→ **YOUR ASSIGNMENT**:
For each line of the data below that holds "label", copy the line.

Stored dataset items
▬▬▬
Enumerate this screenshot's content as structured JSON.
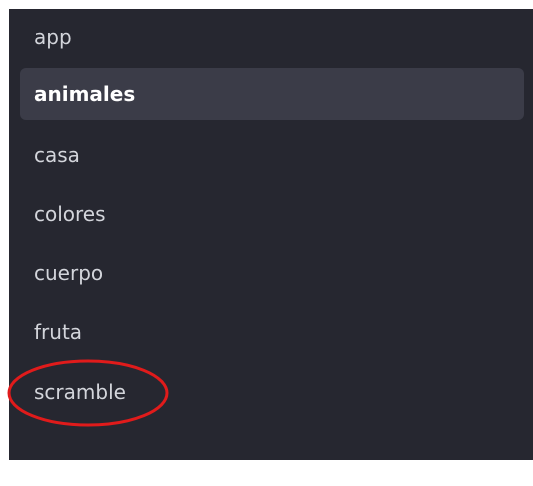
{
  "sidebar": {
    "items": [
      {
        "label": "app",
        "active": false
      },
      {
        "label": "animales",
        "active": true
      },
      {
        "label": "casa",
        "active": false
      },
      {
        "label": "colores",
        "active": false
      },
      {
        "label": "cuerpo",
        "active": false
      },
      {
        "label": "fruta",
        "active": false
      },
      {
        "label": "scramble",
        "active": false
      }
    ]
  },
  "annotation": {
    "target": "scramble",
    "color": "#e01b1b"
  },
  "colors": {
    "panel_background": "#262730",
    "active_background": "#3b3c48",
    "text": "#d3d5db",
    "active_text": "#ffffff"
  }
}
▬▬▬
→ **SOLUTION BELOW**:
        "label": "app",
        "label": "animales",
        "label": "casa",
        "label": "colores",
        "label": "cuerpo",
        "label": "fruta",
        "label": "scramble",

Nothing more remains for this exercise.